- _RAW DATA_:
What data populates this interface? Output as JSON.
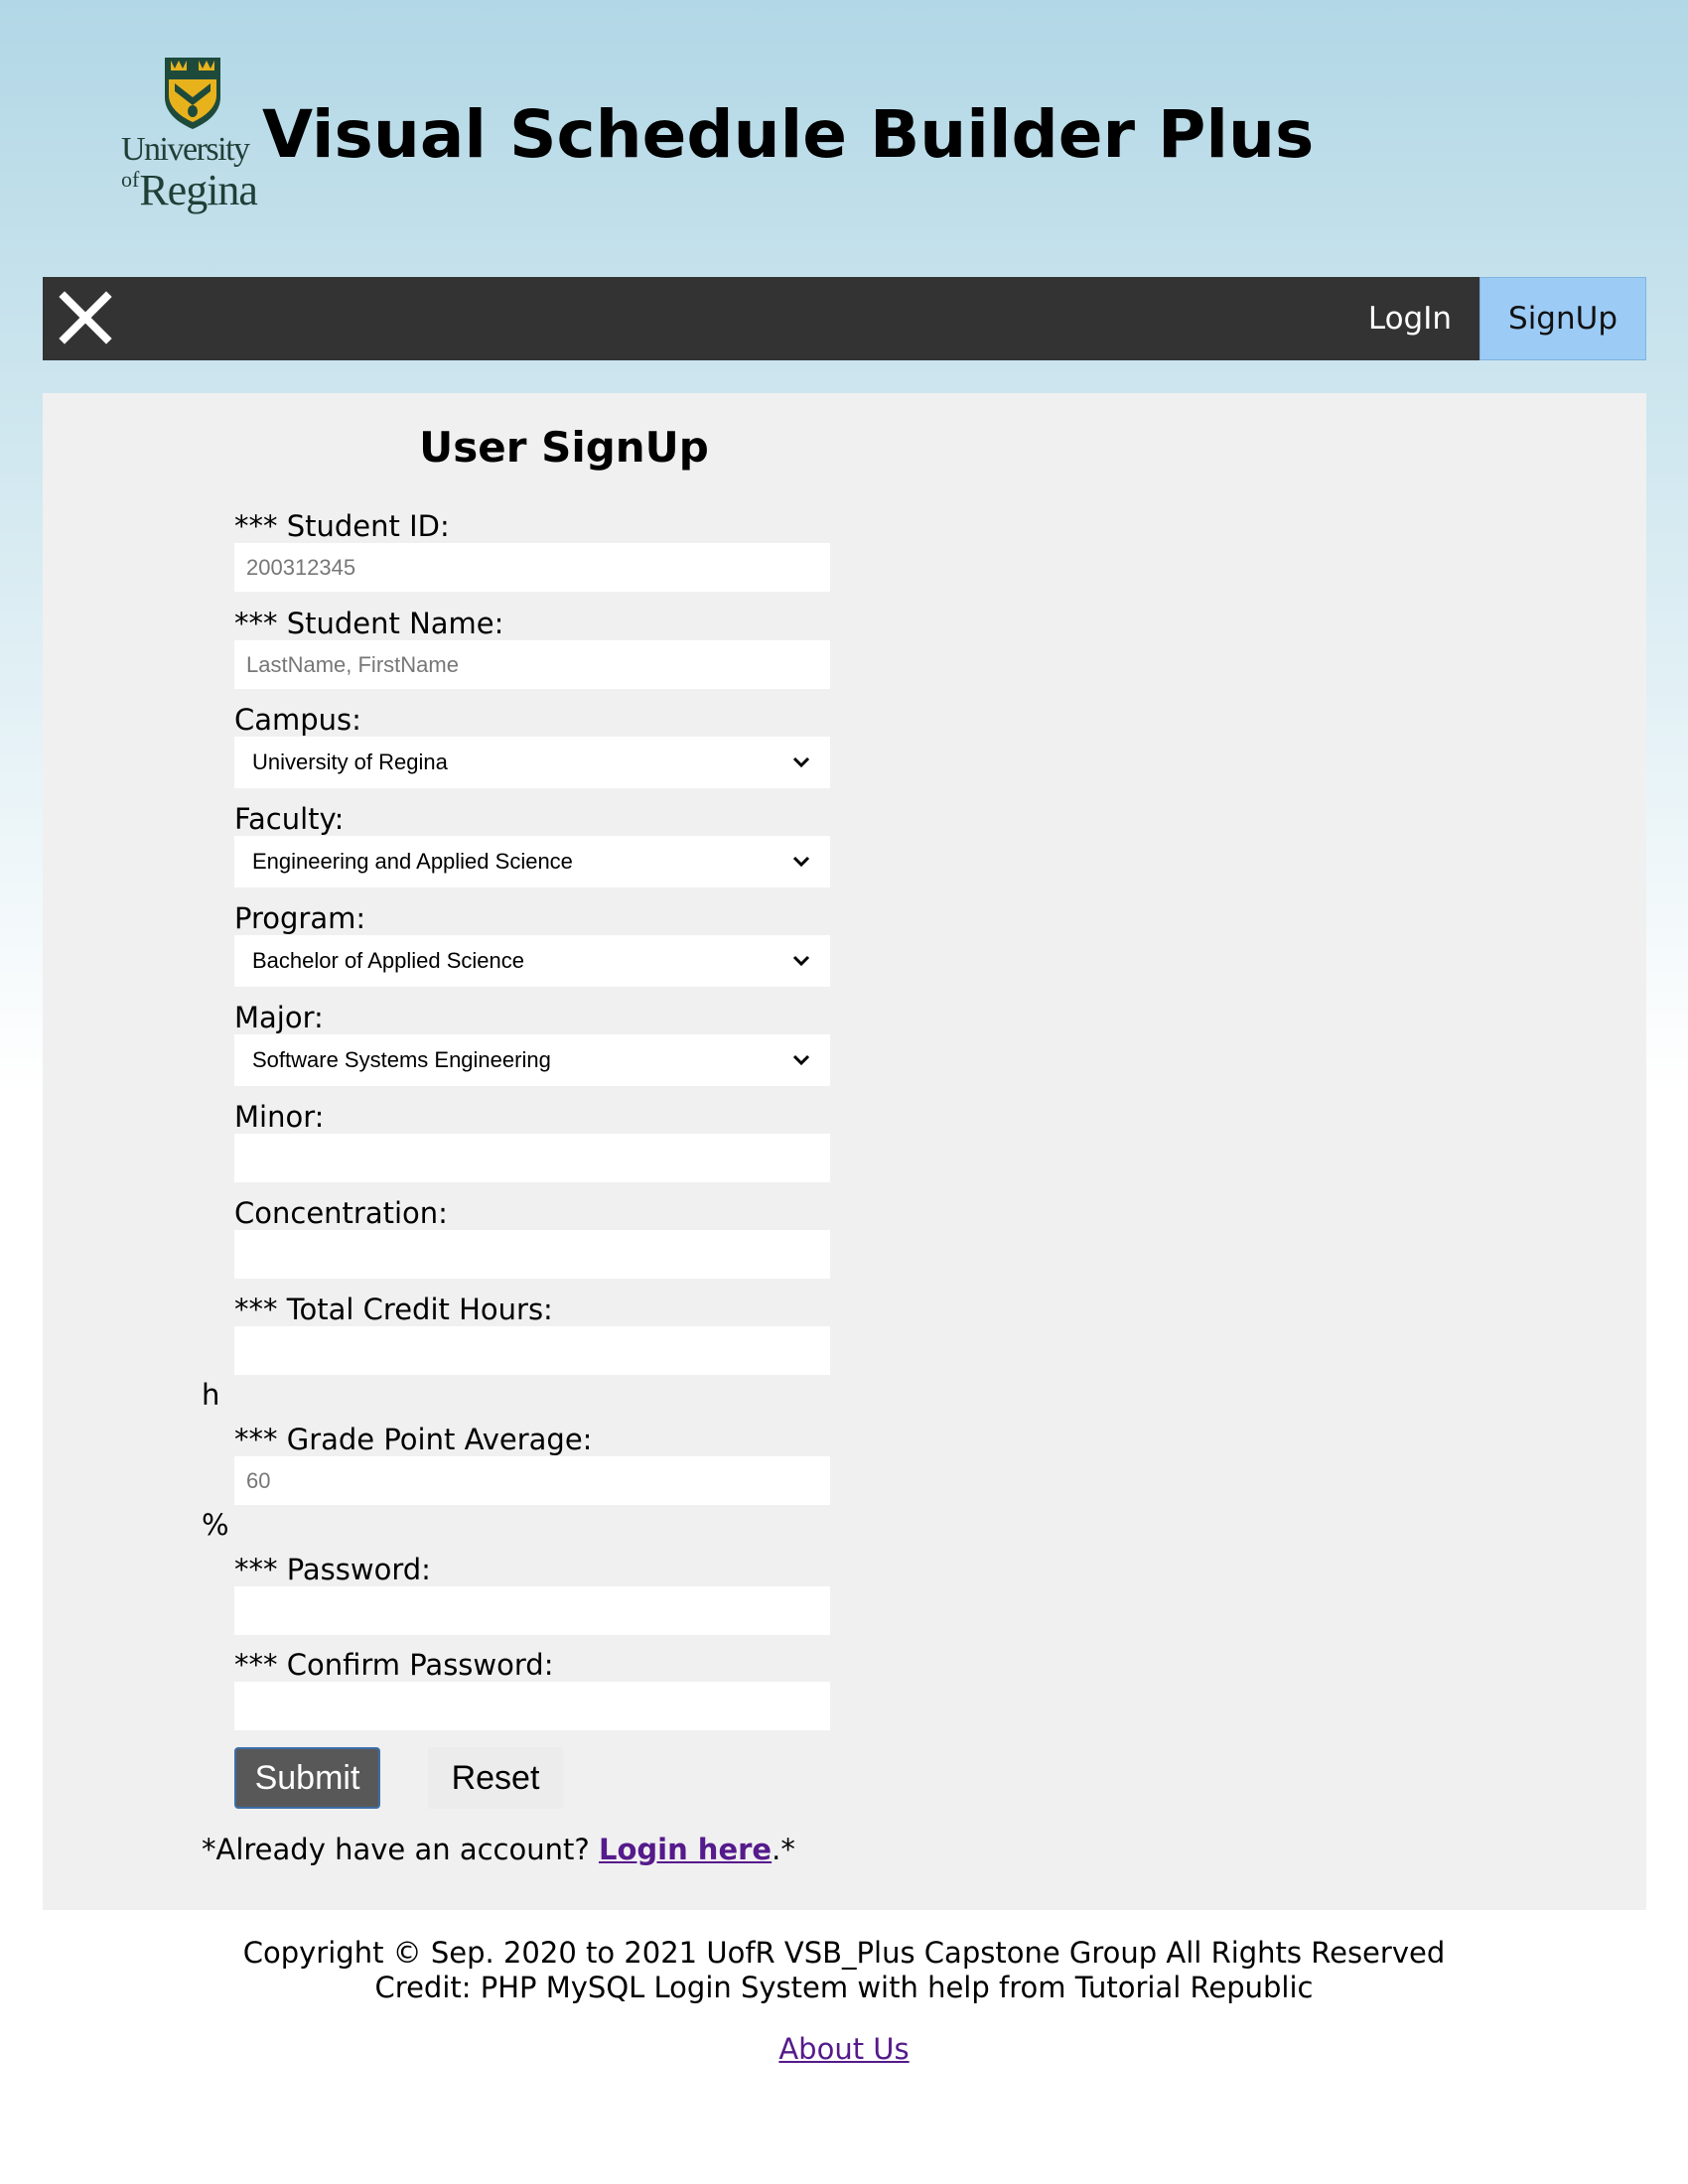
{
  "header": {
    "logo_line1": "University",
    "logo_of": "of",
    "logo_regina": "Regina",
    "title": "Visual Schedule Builder Plus"
  },
  "nav": {
    "close_icon": "close-icon",
    "login_label": "LogIn",
    "signup_label": "SignUp",
    "active": "SignUp"
  },
  "form": {
    "title": "User SignUp",
    "student_id": {
      "label": "*** Student ID:",
      "value": "",
      "placeholder": "200312345"
    },
    "student_name": {
      "label": "*** Student Name:",
      "value": "",
      "placeholder": "LastName, FirstName"
    },
    "campus": {
      "label": "Campus:",
      "selected": "University of Regina"
    },
    "faculty": {
      "label": "Faculty:",
      "selected": "Engineering and Applied Science"
    },
    "program": {
      "label": "Program:",
      "selected": "Bachelor of Applied Science"
    },
    "major": {
      "label": "Major:",
      "selected": "Software Systems Engineering"
    },
    "minor": {
      "label": "Minor:",
      "value": ""
    },
    "concentration": {
      "label": "Concentration:",
      "value": ""
    },
    "credit_hours": {
      "label": "*** Total Credit Hours:",
      "value": "",
      "unit": "h"
    },
    "gpa": {
      "label": "*** Grade Point Average:",
      "value": "",
      "placeholder": "60",
      "unit": "%"
    },
    "password": {
      "label": "*** Password:",
      "value": ""
    },
    "confirm_password": {
      "label": "*** Confirm Password:",
      "value": ""
    },
    "submit_label": "Submit",
    "reset_label": "Reset",
    "login_prefix": "*Already have an account? ",
    "login_link": "Login here",
    "login_suffix": ".*"
  },
  "footer": {
    "copyright": "Copyright © Sep. 2020 to 2021 UofR VSB_Plus Capstone Group All Rights Reserved",
    "credit": "Credit: PHP MySQL Login System with help from Tutorial Republic",
    "about_link": "About Us"
  },
  "colors": {
    "navbar_bg": "#333333",
    "active_nav_bg": "#9ccbf5",
    "panel_bg": "#f0f0f0",
    "submit_bg": "#585858",
    "link_color": "#551a8b"
  }
}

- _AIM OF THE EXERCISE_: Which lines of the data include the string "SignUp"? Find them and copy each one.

- _ANSWER TO THIS EXERCISE_:
    "signup_label": "SignUp",
    "active": "SignUp"
    "title": "User SignUp",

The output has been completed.